◆ **Task objective**: Without the images, output every record exactly as it appears.

Data records for software interfaces
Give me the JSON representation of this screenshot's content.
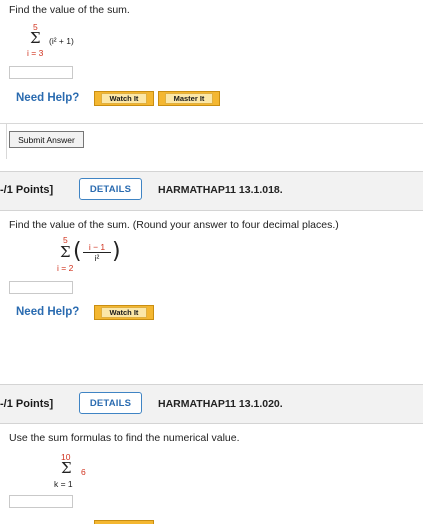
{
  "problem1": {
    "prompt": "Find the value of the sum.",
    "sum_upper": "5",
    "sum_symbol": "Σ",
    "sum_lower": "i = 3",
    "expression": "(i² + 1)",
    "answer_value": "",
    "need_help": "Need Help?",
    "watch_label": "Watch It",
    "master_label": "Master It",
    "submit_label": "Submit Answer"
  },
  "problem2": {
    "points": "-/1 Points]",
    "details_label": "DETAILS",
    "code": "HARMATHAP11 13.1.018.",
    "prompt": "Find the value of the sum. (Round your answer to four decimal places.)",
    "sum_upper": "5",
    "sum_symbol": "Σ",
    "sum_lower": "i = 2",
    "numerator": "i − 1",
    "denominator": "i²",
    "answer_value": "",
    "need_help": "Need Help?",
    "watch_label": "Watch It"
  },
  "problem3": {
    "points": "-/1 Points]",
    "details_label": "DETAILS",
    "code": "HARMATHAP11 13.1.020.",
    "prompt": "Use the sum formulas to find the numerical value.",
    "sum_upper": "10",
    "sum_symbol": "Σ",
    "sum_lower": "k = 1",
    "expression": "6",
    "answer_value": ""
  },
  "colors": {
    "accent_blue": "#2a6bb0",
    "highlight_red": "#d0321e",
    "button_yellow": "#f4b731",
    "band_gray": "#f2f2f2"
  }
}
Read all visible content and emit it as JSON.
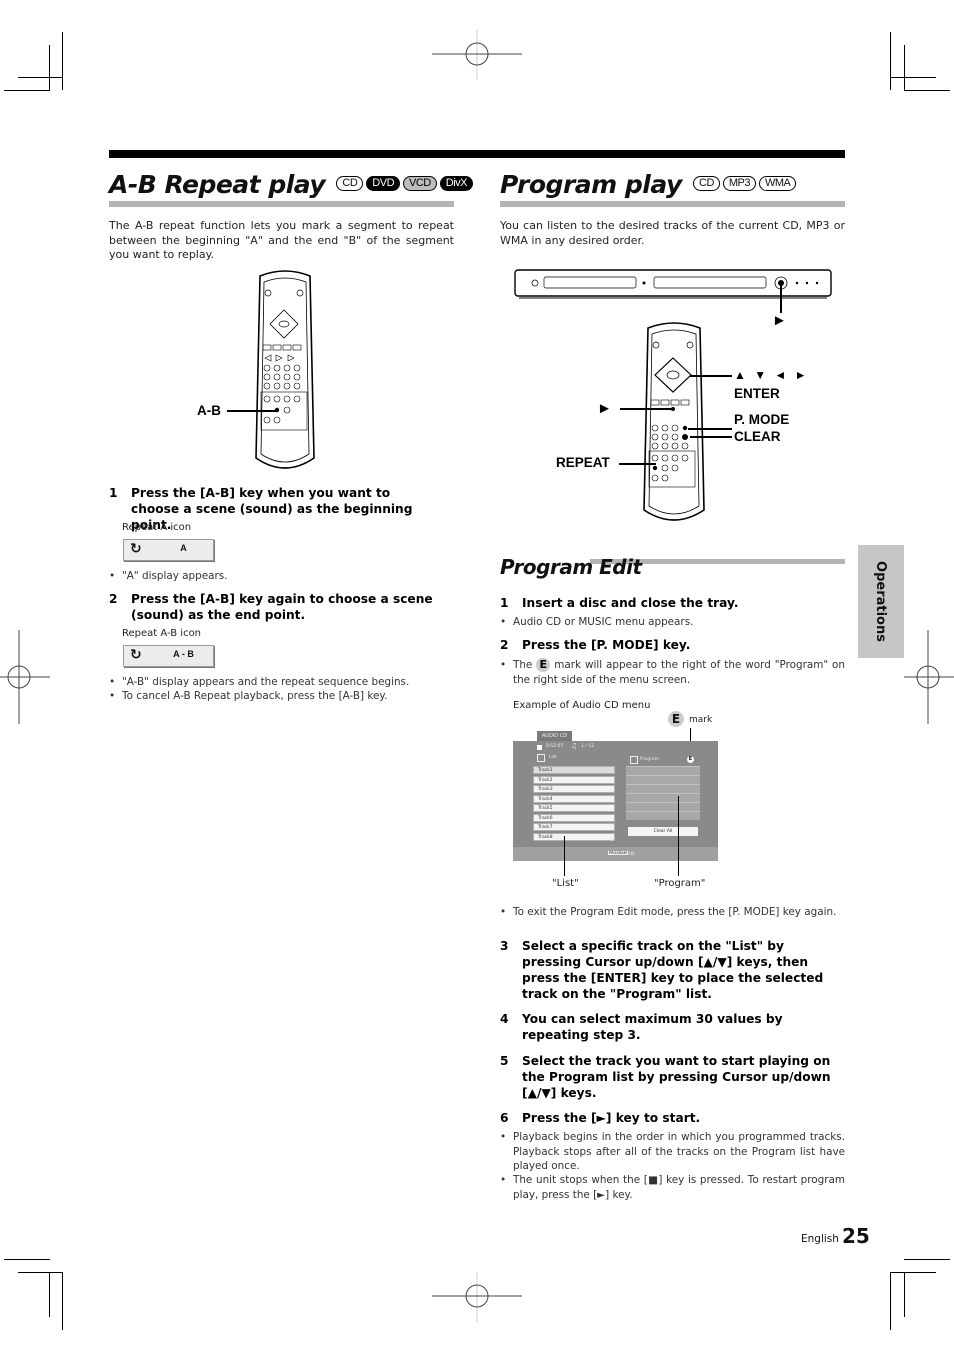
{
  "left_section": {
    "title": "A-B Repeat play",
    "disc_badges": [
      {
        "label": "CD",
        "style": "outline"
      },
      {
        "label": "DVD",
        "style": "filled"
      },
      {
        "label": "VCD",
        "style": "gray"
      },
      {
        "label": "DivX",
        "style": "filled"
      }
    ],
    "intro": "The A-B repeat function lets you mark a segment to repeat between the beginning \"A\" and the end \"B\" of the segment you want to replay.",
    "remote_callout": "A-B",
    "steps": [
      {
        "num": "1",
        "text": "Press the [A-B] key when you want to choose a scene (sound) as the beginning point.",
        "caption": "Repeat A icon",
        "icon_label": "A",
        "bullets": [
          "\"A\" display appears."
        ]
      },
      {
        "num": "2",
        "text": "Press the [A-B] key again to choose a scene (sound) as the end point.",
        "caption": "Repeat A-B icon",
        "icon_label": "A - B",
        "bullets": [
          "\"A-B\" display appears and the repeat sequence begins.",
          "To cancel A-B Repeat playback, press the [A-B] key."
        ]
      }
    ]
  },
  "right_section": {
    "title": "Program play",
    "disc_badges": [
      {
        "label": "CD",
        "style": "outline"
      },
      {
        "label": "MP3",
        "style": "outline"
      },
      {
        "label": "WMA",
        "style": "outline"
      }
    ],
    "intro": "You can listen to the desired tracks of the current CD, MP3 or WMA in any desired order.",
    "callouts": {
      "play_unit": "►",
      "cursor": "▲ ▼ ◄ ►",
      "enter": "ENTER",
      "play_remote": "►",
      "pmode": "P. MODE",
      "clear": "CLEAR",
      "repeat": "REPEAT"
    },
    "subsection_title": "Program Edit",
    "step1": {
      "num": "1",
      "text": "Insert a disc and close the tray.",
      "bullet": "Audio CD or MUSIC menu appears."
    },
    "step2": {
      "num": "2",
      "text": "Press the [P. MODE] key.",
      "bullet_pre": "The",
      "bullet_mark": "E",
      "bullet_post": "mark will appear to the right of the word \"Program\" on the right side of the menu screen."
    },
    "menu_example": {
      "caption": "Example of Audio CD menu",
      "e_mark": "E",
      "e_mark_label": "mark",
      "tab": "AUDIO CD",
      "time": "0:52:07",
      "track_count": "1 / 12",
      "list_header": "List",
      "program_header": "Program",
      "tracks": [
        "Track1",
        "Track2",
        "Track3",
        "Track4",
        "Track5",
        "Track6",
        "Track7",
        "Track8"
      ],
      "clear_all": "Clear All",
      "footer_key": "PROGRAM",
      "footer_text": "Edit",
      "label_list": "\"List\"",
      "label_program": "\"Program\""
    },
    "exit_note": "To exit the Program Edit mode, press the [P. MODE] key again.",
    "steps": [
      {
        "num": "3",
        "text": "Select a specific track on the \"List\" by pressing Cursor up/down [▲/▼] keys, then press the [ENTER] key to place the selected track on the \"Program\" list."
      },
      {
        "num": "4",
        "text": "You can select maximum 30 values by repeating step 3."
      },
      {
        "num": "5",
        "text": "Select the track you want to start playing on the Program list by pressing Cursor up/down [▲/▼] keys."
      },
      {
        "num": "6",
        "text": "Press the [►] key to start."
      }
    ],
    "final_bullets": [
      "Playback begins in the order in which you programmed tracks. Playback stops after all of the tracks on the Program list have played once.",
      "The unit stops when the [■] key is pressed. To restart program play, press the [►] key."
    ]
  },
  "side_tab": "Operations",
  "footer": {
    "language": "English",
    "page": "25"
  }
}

◆ **Task response**:
Give me the JSON representation of this screenshot's content.
{
  "problem1": {
    "prompt": "Find the value of the sum.",
    "sum_upper": "5",
    "sum_symbol": "Σ",
    "sum_lower": "i = 3",
    "expression": "(i² + 1)",
    "answer_value": "",
    "need_help": "Need Help?",
    "watch_label": "Watch It",
    "master_label": "Master It",
    "submit_label": "Submit Answer"
  },
  "problem2": {
    "points": "-/1 Points]",
    "details_label": "DETAILS",
    "code": "HARMATHAP11 13.1.018.",
    "prompt": "Find the value of the sum. (Round your answer to four decimal places.)",
    "sum_upper": "5",
    "sum_symbol": "Σ",
    "sum_lower": "i = 2",
    "numerator": "i − 1",
    "denominator": "i²",
    "answer_value": "",
    "need_help": "Need Help?",
    "watch_label": "Watch It"
  },
  "problem3": {
    "points": "-/1 Points]",
    "details_label": "DETAILS",
    "code": "HARMATHAP11 13.1.020.",
    "prompt": "Use the sum formulas to find the numerical value.",
    "sum_upper": "10",
    "sum_symbol": "Σ",
    "sum_lower": "k = 1",
    "expression": "6",
    "answer_value": ""
  },
  "colors": {
    "accent_blue": "#2a6bb0",
    "highlight_red": "#d0321e",
    "button_yellow": "#f4b731",
    "band_gray": "#f2f2f2"
  }
}
Read all visible content and emit it as JSON.
{
  "left_section": {
    "title": "A-B Repeat play",
    "disc_badges": [
      {
        "label": "CD",
        "style": "outline"
      },
      {
        "label": "DVD",
        "style": "filled"
      },
      {
        "label": "VCD",
        "style": "gray"
      },
      {
        "label": "DivX",
        "style": "filled"
      }
    ],
    "intro": "The A-B repeat function lets you mark a segment to repeat between the beginning \"A\" and the end \"B\" of the segment you want to replay.",
    "remote_callout": "A-B",
    "steps": [
      {
        "num": "1",
        "text": "Press the [A-B] key when you want to choose a scene (sound) as the beginning point.",
        "caption": "Repeat A icon",
        "icon_label": "A",
        "bullets": [
          "\"A\" display appears."
        ]
      },
      {
        "num": "2",
        "text": "Press the [A-B] key again to choose a scene (sound) as the end point.",
        "caption": "Repeat A-B icon",
        "icon_label": "A - B",
        "bullets": [
          "\"A-B\" display appears and the repeat sequence begins.",
          "To cancel A-B Repeat playback, press the [A-B] key."
        ]
      }
    ]
  },
  "right_section": {
    "title": "Program play",
    "disc_badges": [
      {
        "label": "CD",
        "style": "outline"
      },
      {
        "label": "MP3",
        "style": "outline"
      },
      {
        "label": "WMA",
        "style": "outline"
      }
    ],
    "intro": "You can listen to the desired tracks of the current CD, MP3 or WMA in any desired order.",
    "callouts": {
      "play_unit": "►",
      "cursor": "▲ ▼ ◄ ►",
      "enter": "ENTER",
      "play_remote": "►",
      "pmode": "P. MODE",
      "clear": "CLEAR",
      "repeat": "REPEAT"
    },
    "subsection_title": "Program Edit",
    "step1": {
      "num": "1",
      "text": "Insert a disc and close the tray.",
      "bullet": "Audio CD or MUSIC menu appears."
    },
    "step2": {
      "num": "2",
      "text": "Press the [P. MODE] key.",
      "bullet_pre": "The",
      "bullet_mark": "E",
      "bullet_post": "mark will appear to the right of the word \"Program\" on the right side of the menu screen."
    },
    "menu_example": {
      "caption": "Example of Audio CD menu",
      "e_mark": "E",
      "e_mark_label": "mark",
      "tab": "AUDIO CD",
      "time": "0:52:07",
      "track_count": "1 / 12",
      "list_header": "List",
      "program_header": "Program",
      "tracks": [
        "Track1",
        "Track2",
        "Track3",
        "Track4",
        "Track5",
        "Track6",
        "Track7",
        "Track8"
      ],
      "clear_all": "Clear All",
      "footer_key": "PROGRAM",
      "footer_text": "Edit",
      "label_list": "\"List\"",
      "label_program": "\"Program\""
    },
    "exit_note": "To exit the Program Edit mode, press the [P. MODE] key again.",
    "steps": [
      {
        "num": "3",
        "text": "Select a specific track on the \"List\" by pressing Cursor up/down [▲/▼] keys, then press the [ENTER] key to place the selected track on the \"Program\" list."
      },
      {
        "num": "4",
        "text": "You can select maximum 30 values by repeating step 3."
      },
      {
        "num": "5",
        "text": "Select the track you want to start playing on the Program list by pressing Cursor up/down [▲/▼] keys."
      },
      {
        "num": "6",
        "text": "Press the [►] key to start."
      }
    ],
    "final_bullets": [
      "Playback begins in the order in which you programmed tracks. Playback stops after all of the tracks on the Program list have played once.",
      "The unit stops when the [■] key is pressed. To restart program play, press the [►] key."
    ]
  },
  "side_tab": "Operations",
  "footer": {
    "language": "English",
    "page": "25"
  }
}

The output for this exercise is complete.